## TRY IT
Write each entry out again exactly, with nothing omitted.

──────────────────────────────

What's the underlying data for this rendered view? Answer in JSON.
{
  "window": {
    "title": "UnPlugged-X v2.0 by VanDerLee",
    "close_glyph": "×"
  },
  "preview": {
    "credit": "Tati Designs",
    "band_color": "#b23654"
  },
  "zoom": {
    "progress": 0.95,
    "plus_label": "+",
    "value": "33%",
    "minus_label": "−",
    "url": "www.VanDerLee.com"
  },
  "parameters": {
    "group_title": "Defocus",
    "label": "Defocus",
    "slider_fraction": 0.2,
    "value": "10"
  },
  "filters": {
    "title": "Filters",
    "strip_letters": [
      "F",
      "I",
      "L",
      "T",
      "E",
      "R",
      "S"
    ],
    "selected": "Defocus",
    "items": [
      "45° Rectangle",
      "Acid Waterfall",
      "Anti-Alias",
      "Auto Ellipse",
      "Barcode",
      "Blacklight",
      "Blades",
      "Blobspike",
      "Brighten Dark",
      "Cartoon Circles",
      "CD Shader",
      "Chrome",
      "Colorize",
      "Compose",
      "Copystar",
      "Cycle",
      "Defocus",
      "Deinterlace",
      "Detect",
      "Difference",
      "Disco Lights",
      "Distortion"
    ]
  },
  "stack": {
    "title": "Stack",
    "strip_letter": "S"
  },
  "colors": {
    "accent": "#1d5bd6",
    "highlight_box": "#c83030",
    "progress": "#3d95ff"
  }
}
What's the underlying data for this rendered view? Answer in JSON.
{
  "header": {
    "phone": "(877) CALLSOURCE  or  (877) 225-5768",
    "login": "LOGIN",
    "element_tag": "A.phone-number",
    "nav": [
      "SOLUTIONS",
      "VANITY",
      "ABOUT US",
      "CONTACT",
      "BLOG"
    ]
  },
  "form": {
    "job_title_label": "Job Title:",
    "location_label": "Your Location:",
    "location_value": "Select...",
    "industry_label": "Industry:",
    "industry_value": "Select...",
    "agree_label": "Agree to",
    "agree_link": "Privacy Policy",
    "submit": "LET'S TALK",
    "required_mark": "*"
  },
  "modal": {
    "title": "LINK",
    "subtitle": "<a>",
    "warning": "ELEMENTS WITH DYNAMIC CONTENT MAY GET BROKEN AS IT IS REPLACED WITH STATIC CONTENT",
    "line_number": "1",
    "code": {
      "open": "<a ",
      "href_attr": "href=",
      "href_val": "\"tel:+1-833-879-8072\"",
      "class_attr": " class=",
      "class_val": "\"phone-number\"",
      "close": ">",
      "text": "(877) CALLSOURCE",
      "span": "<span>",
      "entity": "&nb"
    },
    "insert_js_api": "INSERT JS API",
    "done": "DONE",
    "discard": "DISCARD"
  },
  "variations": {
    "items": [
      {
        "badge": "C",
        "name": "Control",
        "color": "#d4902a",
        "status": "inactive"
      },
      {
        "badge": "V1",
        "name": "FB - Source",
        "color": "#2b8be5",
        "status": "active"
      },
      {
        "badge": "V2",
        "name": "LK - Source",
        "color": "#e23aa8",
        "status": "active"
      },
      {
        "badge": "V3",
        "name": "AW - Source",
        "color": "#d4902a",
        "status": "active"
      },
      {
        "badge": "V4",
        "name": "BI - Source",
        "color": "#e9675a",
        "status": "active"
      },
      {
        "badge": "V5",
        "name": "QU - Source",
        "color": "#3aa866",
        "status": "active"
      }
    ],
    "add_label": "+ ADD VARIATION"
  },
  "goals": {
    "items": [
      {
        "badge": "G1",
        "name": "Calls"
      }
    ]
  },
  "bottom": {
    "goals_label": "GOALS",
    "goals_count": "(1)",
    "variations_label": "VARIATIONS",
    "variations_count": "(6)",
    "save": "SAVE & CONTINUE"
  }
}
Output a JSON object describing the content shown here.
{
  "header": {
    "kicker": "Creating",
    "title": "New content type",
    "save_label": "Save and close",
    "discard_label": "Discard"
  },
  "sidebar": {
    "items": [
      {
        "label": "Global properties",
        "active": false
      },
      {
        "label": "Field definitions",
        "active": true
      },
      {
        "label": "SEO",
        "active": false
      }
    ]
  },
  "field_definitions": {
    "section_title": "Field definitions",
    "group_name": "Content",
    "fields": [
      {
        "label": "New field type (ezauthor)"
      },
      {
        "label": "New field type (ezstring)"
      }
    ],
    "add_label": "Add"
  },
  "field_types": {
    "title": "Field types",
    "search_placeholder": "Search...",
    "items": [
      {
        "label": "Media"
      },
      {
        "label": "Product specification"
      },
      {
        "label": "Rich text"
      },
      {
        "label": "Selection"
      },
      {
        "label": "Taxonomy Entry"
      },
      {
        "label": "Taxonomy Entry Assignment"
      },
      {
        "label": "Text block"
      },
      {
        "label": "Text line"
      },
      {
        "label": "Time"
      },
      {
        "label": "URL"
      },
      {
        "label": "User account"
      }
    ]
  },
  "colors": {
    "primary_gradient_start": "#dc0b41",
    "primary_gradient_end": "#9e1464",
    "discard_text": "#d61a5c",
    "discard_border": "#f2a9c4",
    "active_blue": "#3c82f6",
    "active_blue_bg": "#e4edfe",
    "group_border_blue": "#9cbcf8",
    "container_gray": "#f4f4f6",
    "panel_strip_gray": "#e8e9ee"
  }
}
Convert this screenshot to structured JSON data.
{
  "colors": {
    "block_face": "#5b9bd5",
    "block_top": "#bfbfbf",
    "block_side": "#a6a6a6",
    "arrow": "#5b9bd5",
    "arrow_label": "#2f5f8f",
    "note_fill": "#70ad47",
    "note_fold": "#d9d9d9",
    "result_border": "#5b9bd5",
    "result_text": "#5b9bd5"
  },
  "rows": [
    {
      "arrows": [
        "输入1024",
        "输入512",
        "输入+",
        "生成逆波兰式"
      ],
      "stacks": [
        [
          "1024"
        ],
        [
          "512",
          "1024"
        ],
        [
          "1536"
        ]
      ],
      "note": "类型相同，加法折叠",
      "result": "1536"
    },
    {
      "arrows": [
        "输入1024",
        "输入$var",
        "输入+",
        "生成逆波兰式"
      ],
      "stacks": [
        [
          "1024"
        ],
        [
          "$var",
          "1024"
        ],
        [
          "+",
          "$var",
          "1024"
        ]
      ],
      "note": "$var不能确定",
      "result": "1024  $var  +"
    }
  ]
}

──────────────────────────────

## REPLY
What's the underlying data for this rendered view? Answer in JSON.
{
  "window": {
    "title": "UnPlugged-X v2.0 by VanDerLee",
    "close_glyph": "×"
  },
  "preview": {
    "credit": "Tati Designs",
    "band_color": "#b23654"
  },
  "zoom": {
    "progress": 0.95,
    "plus_label": "+",
    "value": "33%",
    "minus_label": "−",
    "url": "www.VanDerLee.com"
  },
  "parameters": {
    "group_title": "Defocus",
    "label": "Defocus",
    "slider_fraction": 0.2,
    "value": "10"
  },
  "filters": {
    "title": "Filters",
    "strip_letters": [
      "F",
      "I",
      "L",
      "T",
      "E",
      "R",
      "S"
    ],
    "selected": "Defocus",
    "items": [
      "45° Rectangle",
      "Acid Waterfall",
      "Anti-Alias",
      "Auto Ellipse",
      "Barcode",
      "Blacklight",
      "Blades",
      "Blobspike",
      "Brighten Dark",
      "Cartoon Circles",
      "CD Shader",
      "Chrome",
      "Colorize",
      "Compose",
      "Copystar",
      "Cycle",
      "Defocus",
      "Deinterlace",
      "Detect",
      "Difference",
      "Disco Lights",
      "Distortion"
    ]
  },
  "stack": {
    "title": "Stack",
    "strip_letter": "S"
  },
  "colors": {
    "accent": "#1d5bd6",
    "highlight_box": "#c83030",
    "progress": "#3d95ff"
  }
}
What's the underlying data for this rendered view? Answer in JSON.
{
  "header": {
    "phone": "(877) CALLSOURCE  or  (877) 225-5768",
    "login": "LOGIN",
    "element_tag": "A.phone-number",
    "nav": [
      "SOLUTIONS",
      "VANITY",
      "ABOUT US",
      "CONTACT",
      "BLOG"
    ]
  },
  "form": {
    "job_title_label": "Job Title:",
    "location_label": "Your Location:",
    "location_value": "Select...",
    "industry_label": "Industry:",
    "industry_value": "Select...",
    "agree_label": "Agree to",
    "agree_link": "Privacy Policy",
    "submit": "LET'S TALK",
    "required_mark": "*"
  },
  "modal": {
    "title": "LINK",
    "subtitle": "<a>",
    "warning": "ELEMENTS WITH DYNAMIC CONTENT MAY GET BROKEN AS IT IS REPLACED WITH STATIC CONTENT",
    "line_number": "1",
    "code": {
      "open": "<a ",
      "href_attr": "href=",
      "href_val": "\"tel:+1-833-879-8072\"",
      "class_attr": " class=",
      "class_val": "\"phone-number\"",
      "close": ">",
      "text": "(877) CALLSOURCE",
      "span": "<span>",
      "entity": "&nb"
    },
    "insert_js_api": "INSERT JS API",
    "done": "DONE",
    "discard": "DISCARD"
  },
  "variations": {
    "items": [
      {
        "badge": "C",
        "name": "Control",
        "color": "#d4902a",
        "status": "inactive"
      },
      {
        "badge": "V1",
        "name": "FB - Source",
        "color": "#2b8be5",
        "status": "active"
      },
      {
        "badge": "V2",
        "name": "LK - Source",
        "color": "#e23aa8",
        "status": "active"
      },
      {
        "badge": "V3",
        "name": "AW - Source",
        "color": "#d4902a",
        "status": "active"
      },
      {
        "badge": "V4",
        "name": "BI - Source",
        "color": "#e9675a",
        "status": "active"
      },
      {
        "badge": "V5",
        "name": "QU - Source",
        "color": "#3aa866",
        "status": "active"
      }
    ],
    "add_label": "+ ADD VARIATION"
  },
  "goals": {
    "items": [
      {
        "badge": "G1",
        "name": "Calls"
      }
    ]
  },
  "bottom": {
    "goals_label": "GOALS",
    "goals_count": "(1)",
    "variations_label": "VARIATIONS",
    "variations_count": "(6)",
    "save": "SAVE & CONTINUE"
  }
}
Output a JSON object describing the content shown here.
{
  "header": {
    "kicker": "Creating",
    "title": "New content type",
    "save_label": "Save and close",
    "discard_label": "Discard"
  },
  "sidebar": {
    "items": [
      {
        "label": "Global properties",
        "active": false
      },
      {
        "label": "Field definitions",
        "active": true
      },
      {
        "label": "SEO",
        "active": false
      }
    ]
  },
  "field_definitions": {
    "section_title": "Field definitions",
    "group_name": "Content",
    "fields": [
      {
        "label": "New field type (ezauthor)"
      },
      {
        "label": "New field type (ezstring)"
      }
    ],
    "add_label": "Add"
  },
  "field_types": {
    "title": "Field types",
    "search_placeholder": "Search...",
    "items": [
      {
        "label": "Media"
      },
      {
        "label": "Product specification"
      },
      {
        "label": "Rich text"
      },
      {
        "label": "Selection"
      },
      {
        "label": "Taxonomy Entry"
      },
      {
        "label": "Taxonomy Entry Assignment"
      },
      {
        "label": "Text block"
      },
      {
        "label": "Text line"
      },
      {
        "label": "Time"
      },
      {
        "label": "URL"
      },
      {
        "label": "User account"
      }
    ]
  },
  "colors": {
    "primary_gradient_start": "#dc0b41",
    "primary_gradient_end": "#9e1464",
    "discard_text": "#d61a5c",
    "discard_border": "#f2a9c4",
    "active_blue": "#3c82f6",
    "active_blue_bg": "#e4edfe",
    "group_border_blue": "#9cbcf8",
    "container_gray": "#f4f4f6",
    "panel_strip_gray": "#e8e9ee"
  }
}
Convert this screenshot to structured JSON data.
{
  "colors": {
    "block_face": "#5b9bd5",
    "block_top": "#bfbfbf",
    "block_side": "#a6a6a6",
    "arrow": "#5b9bd5",
    "arrow_label": "#2f5f8f",
    "note_fill": "#70ad47",
    "note_fold": "#d9d9d9",
    "result_border": "#5b9bd5",
    "result_text": "#5b9bd5"
  },
  "rows": [
    {
      "arrows": [
        "输入1024",
        "输入512",
        "输入+",
        "生成逆波兰式"
      ],
      "stacks": [
        [
          "1024"
        ],
        [
          "512",
          "1024"
        ],
        [
          "1536"
        ]
      ],
      "note": "类型相同，加法折叠",
      "result": "1536"
    },
    {
      "arrows": [
        "输入1024",
        "输入$var",
        "输入+",
        "生成逆波兰式"
      ],
      "stacks": [
        [
          "1024"
        ],
        [
          "$var",
          "1024"
        ],
        [
          "+",
          "$var",
          "1024"
        ]
      ],
      "note": "$var不能确定",
      "result": "1024  $var  +"
    }
  ]
}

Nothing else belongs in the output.